In the listing below, how many lines hold "style"? Give the number only.

Extracted data ▸
★ ★ ★ ★ ★

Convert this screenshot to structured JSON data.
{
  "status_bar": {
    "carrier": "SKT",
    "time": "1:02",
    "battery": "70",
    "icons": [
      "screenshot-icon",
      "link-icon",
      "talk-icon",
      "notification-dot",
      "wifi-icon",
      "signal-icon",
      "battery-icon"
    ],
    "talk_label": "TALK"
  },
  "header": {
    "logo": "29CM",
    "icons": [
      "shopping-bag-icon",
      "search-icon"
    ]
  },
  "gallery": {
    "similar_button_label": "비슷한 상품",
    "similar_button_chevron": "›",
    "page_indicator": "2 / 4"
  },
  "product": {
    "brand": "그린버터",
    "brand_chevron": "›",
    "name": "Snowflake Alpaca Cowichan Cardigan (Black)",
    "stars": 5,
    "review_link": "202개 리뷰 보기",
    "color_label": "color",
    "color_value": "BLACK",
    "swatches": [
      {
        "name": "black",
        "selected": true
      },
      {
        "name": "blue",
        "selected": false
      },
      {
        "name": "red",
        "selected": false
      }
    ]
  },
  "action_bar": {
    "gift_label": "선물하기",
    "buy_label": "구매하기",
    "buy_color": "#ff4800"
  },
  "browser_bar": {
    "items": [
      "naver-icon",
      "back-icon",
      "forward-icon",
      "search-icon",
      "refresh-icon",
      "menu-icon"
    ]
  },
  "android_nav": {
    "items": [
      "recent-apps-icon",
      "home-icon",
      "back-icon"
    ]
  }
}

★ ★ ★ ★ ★

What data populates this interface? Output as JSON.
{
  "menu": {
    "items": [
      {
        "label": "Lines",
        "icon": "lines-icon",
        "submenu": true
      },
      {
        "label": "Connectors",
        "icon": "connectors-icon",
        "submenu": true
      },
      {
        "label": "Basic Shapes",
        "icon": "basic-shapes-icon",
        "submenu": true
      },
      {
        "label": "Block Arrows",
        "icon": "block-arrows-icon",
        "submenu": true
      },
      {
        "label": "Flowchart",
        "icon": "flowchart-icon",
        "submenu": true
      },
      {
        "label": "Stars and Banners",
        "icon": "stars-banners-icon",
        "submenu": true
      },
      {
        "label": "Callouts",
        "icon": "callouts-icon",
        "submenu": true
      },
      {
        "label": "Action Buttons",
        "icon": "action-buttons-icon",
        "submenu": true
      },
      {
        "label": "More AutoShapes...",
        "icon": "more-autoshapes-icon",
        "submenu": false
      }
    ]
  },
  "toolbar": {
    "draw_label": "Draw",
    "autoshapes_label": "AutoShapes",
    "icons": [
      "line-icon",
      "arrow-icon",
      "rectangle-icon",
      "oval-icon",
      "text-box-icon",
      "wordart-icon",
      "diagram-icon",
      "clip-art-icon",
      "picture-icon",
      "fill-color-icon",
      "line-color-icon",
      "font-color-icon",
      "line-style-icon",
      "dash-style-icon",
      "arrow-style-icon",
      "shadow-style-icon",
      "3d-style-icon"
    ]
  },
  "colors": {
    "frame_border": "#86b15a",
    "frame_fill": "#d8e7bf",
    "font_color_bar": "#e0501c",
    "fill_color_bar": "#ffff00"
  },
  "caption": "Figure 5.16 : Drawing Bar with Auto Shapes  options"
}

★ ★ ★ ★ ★

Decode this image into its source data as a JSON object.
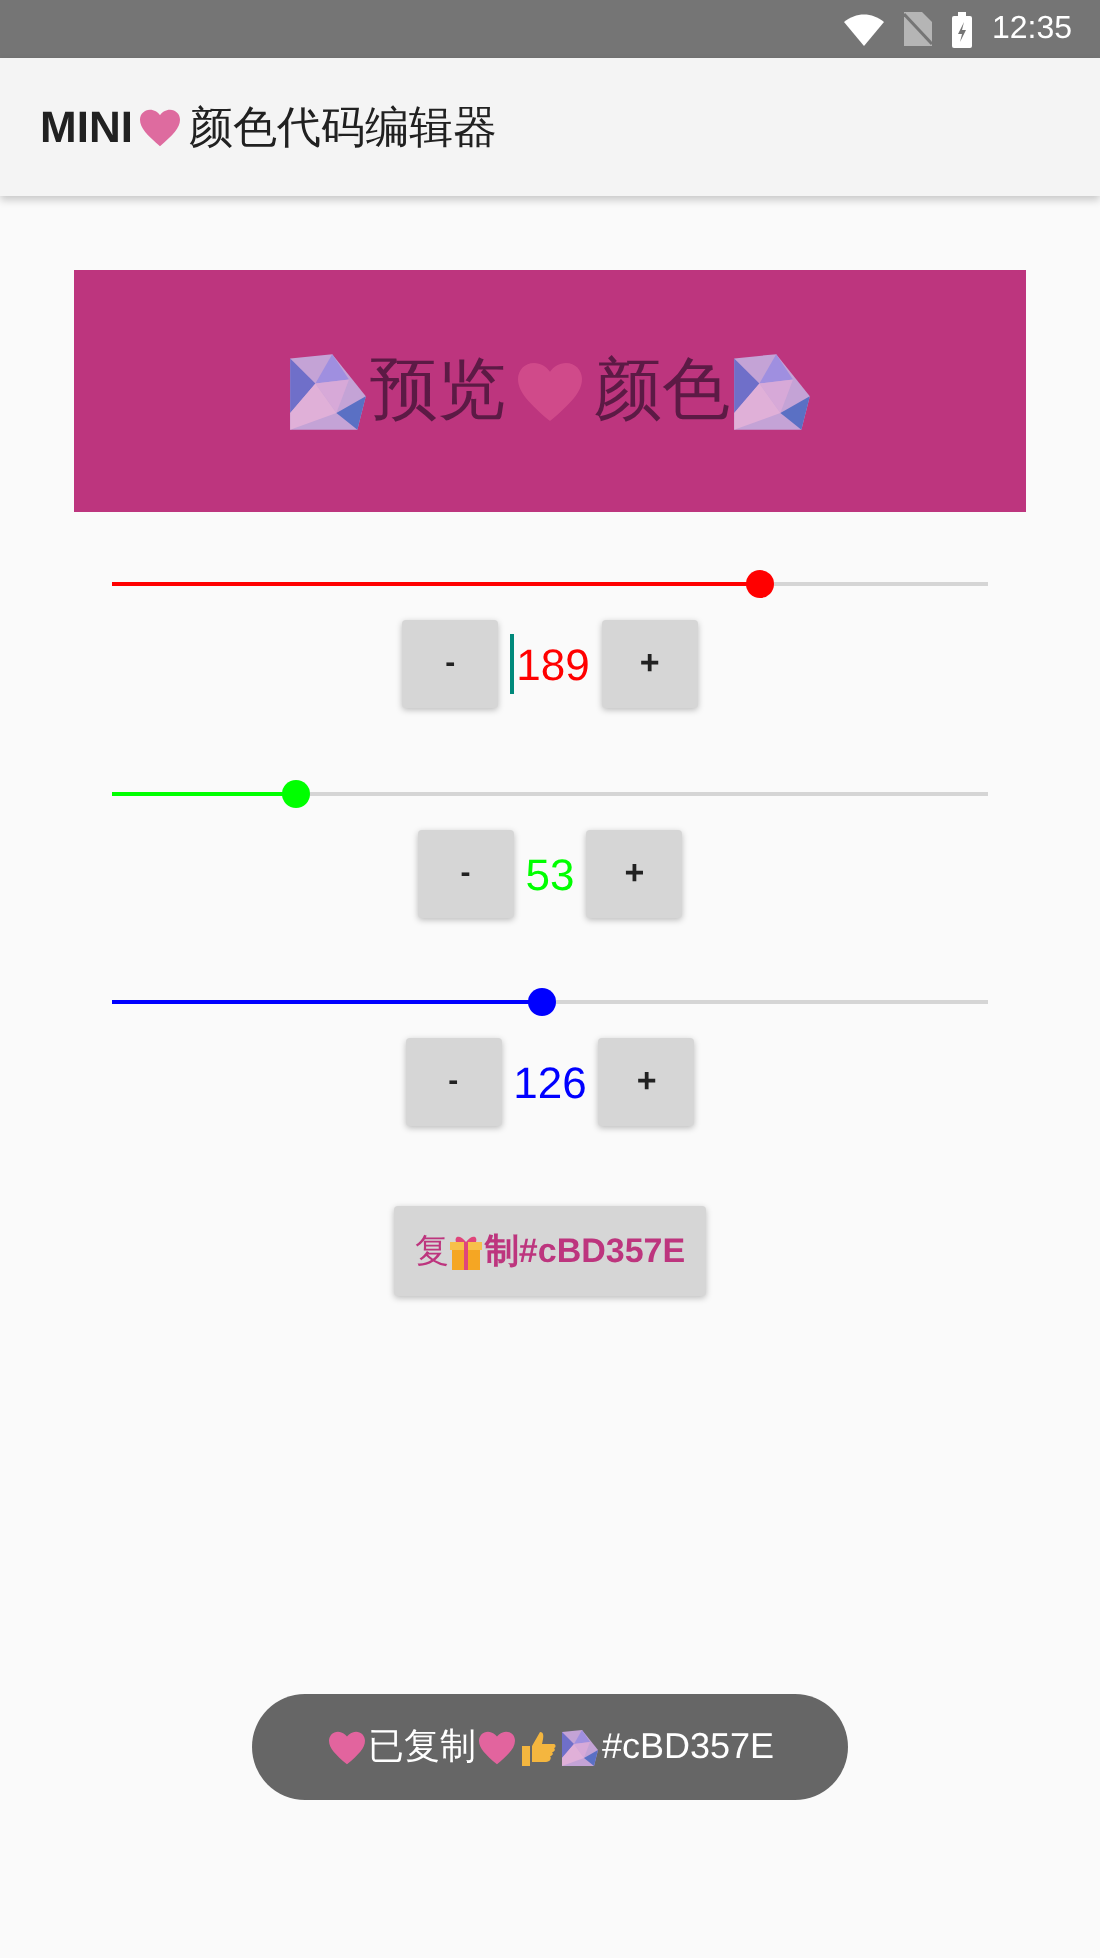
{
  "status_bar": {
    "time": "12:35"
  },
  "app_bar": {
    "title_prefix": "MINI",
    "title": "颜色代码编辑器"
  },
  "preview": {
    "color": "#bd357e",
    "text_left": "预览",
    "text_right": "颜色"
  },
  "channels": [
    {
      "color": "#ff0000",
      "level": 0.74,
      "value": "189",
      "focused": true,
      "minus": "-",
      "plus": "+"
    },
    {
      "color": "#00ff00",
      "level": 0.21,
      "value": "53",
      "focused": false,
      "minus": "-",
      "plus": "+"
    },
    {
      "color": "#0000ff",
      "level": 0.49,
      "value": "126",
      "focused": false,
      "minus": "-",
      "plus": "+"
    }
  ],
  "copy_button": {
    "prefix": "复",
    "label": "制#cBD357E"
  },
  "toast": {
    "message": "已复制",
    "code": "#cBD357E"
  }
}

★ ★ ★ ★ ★

Expected answer ▸
5